[Directions for this task]
Each record must appear in the answer exactly as given.

(Task inputs begins)

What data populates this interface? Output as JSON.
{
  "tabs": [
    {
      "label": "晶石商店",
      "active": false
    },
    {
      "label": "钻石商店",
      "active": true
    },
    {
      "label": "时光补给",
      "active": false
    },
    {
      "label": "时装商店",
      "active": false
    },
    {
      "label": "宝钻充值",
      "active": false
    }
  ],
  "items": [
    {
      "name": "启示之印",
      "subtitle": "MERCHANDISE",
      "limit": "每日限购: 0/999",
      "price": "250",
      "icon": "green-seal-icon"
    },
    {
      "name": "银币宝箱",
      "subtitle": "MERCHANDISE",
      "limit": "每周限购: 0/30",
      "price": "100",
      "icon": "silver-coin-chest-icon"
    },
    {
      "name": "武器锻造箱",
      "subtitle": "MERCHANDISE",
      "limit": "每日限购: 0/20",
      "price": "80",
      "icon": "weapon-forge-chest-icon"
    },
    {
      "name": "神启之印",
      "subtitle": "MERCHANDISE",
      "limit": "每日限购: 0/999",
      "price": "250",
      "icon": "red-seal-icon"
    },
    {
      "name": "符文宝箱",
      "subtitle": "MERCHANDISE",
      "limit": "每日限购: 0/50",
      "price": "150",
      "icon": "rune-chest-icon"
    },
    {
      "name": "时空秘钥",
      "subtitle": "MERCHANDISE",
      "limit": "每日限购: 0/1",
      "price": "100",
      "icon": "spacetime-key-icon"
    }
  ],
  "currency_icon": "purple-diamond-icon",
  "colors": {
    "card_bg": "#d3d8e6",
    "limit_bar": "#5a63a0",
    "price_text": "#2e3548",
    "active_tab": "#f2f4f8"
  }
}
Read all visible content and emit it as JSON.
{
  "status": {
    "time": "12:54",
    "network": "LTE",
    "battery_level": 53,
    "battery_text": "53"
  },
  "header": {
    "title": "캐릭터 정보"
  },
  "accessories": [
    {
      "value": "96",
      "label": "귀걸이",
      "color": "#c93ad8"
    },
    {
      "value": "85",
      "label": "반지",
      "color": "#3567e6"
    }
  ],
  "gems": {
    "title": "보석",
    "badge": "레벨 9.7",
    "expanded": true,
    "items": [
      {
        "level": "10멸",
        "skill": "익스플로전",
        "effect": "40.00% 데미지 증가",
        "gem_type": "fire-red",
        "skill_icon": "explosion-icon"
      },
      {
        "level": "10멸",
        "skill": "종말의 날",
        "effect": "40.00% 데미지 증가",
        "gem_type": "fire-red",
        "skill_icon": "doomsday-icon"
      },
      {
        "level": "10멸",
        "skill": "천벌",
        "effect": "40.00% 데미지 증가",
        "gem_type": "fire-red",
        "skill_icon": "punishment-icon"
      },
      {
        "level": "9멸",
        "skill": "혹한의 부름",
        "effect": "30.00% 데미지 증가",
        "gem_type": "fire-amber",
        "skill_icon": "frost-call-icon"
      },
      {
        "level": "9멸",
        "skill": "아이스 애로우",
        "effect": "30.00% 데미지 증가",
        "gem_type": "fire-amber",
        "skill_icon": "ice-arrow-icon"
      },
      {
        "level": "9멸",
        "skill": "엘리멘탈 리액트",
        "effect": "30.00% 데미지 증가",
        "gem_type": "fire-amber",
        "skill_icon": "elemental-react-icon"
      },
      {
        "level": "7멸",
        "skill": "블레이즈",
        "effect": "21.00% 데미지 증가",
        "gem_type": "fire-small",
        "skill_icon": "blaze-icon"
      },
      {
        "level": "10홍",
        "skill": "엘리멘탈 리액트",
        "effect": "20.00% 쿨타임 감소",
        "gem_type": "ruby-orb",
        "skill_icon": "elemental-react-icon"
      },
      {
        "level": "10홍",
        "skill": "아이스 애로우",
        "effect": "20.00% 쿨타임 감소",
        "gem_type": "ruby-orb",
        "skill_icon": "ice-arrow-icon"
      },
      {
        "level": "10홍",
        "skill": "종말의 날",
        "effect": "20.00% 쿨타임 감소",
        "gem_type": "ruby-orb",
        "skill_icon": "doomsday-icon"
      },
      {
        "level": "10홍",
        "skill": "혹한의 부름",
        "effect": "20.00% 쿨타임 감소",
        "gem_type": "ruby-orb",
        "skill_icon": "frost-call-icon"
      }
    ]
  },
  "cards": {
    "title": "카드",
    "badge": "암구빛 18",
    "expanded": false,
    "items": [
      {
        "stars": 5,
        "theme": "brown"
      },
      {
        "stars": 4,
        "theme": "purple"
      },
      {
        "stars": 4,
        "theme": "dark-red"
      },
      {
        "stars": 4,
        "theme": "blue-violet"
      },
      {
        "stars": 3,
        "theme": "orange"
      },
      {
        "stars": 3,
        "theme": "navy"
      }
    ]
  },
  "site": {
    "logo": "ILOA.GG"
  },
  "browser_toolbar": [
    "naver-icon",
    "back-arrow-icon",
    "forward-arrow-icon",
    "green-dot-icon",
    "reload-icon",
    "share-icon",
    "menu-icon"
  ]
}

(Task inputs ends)

[Exercise response]
What data populates this interface? Output as JSON.
{
  "tabs": [
    {
      "label": "晶石商店",
      "active": false
    },
    {
      "label": "钻石商店",
      "active": true
    },
    {
      "label": "时光补给",
      "active": false
    },
    {
      "label": "时装商店",
      "active": false
    },
    {
      "label": "宝钻充值",
      "active": false
    }
  ],
  "items": [
    {
      "name": "启示之印",
      "subtitle": "MERCHANDISE",
      "limit": "每日限购: 0/999",
      "price": "250",
      "icon": "green-seal-icon"
    },
    {
      "name": "银币宝箱",
      "subtitle": "MERCHANDISE",
      "limit": "每周限购: 0/30",
      "price": "100",
      "icon": "silver-coin-chest-icon"
    },
    {
      "name": "武器锻造箱",
      "subtitle": "MERCHANDISE",
      "limit": "每日限购: 0/20",
      "price": "80",
      "icon": "weapon-forge-chest-icon"
    },
    {
      "name": "神启之印",
      "subtitle": "MERCHANDISE",
      "limit": "每日限购: 0/999",
      "price": "250",
      "icon": "red-seal-icon"
    },
    {
      "name": "符文宝箱",
      "subtitle": "MERCHANDISE",
      "limit": "每日限购: 0/50",
      "price": "150",
      "icon": "rune-chest-icon"
    },
    {
      "name": "时空秘钥",
      "subtitle": "MERCHANDISE",
      "limit": "每日限购: 0/1",
      "price": "100",
      "icon": "spacetime-key-icon"
    }
  ],
  "currency_icon": "purple-diamond-icon",
  "colors": {
    "card_bg": "#d3d8e6",
    "limit_bar": "#5a63a0",
    "price_text": "#2e3548",
    "active_tab": "#f2f4f8"
  }
}
Read all visible content and emit it as JSON.
{
  "status": {
    "time": "12:54",
    "network": "LTE",
    "battery_level": 53,
    "battery_text": "53"
  },
  "header": {
    "title": "캐릭터 정보"
  },
  "accessories": [
    {
      "value": "96",
      "label": "귀걸이",
      "color": "#c93ad8"
    },
    {
      "value": "85",
      "label": "반지",
      "color": "#3567e6"
    }
  ],
  "gems": {
    "title": "보석",
    "badge": "레벨 9.7",
    "expanded": true,
    "items": [
      {
        "level": "10멸",
        "skill": "익스플로전",
        "effect": "40.00% 데미지 증가",
        "gem_type": "fire-red",
        "skill_icon": "explosion-icon"
      },
      {
        "level": "10멸",
        "skill": "종말의 날",
        "effect": "40.00% 데미지 증가",
        "gem_type": "fire-red",
        "skill_icon": "doomsday-icon"
      },
      {
        "level": "10멸",
        "skill": "천벌",
        "effect": "40.00% 데미지 증가",
        "gem_type": "fire-red",
        "skill_icon": "punishment-icon"
      },
      {
        "level": "9멸",
        "skill": "혹한의 부름",
        "effect": "30.00% 데미지 증가",
        "gem_type": "fire-amber",
        "skill_icon": "frost-call-icon"
      },
      {
        "level": "9멸",
        "skill": "아이스 애로우",
        "effect": "30.00% 데미지 증가",
        "gem_type": "fire-amber",
        "skill_icon": "ice-arrow-icon"
      },
      {
        "level": "9멸",
        "skill": "엘리멘탈 리액트",
        "effect": "30.00% 데미지 증가",
        "gem_type": "fire-amber",
        "skill_icon": "elemental-react-icon"
      },
      {
        "level": "7멸",
        "skill": "블레이즈",
        "effect": "21.00% 데미지 증가",
        "gem_type": "fire-small",
        "skill_icon": "blaze-icon"
      },
      {
        "level": "10홍",
        "skill": "엘리멘탈 리액트",
        "effect": "20.00% 쿨타임 감소",
        "gem_type": "ruby-orb",
        "skill_icon": "elemental-react-icon"
      },
      {
        "level": "10홍",
        "skill": "아이스 애로우",
        "effect": "20.00% 쿨타임 감소",
        "gem_type": "ruby-orb",
        "skill_icon": "ice-arrow-icon"
      },
      {
        "level": "10홍",
        "skill": "종말의 날",
        "effect": "20.00% 쿨타임 감소",
        "gem_type": "ruby-orb",
        "skill_icon": "doomsday-icon"
      },
      {
        "level": "10홍",
        "skill": "혹한의 부름",
        "effect": "20.00% 쿨타임 감소",
        "gem_type": "ruby-orb",
        "skill_icon": "frost-call-icon"
      }
    ]
  },
  "cards": {
    "title": "카드",
    "badge": "암구빛 18",
    "expanded": false,
    "items": [
      {
        "stars": 5,
        "theme": "brown"
      },
      {
        "stars": 4,
        "theme": "purple"
      },
      {
        "stars": 4,
        "theme": "dark-red"
      },
      {
        "stars": 4,
        "theme": "blue-violet"
      },
      {
        "stars": 3,
        "theme": "orange"
      },
      {
        "stars": 3,
        "theme": "navy"
      }
    ]
  },
  "site": {
    "logo": "ILOA.GG"
  },
  "browser_toolbar": [
    "naver-icon",
    "back-arrow-icon",
    "forward-arrow-icon",
    "green-dot-icon",
    "reload-icon",
    "share-icon",
    "menu-icon"
  ]
}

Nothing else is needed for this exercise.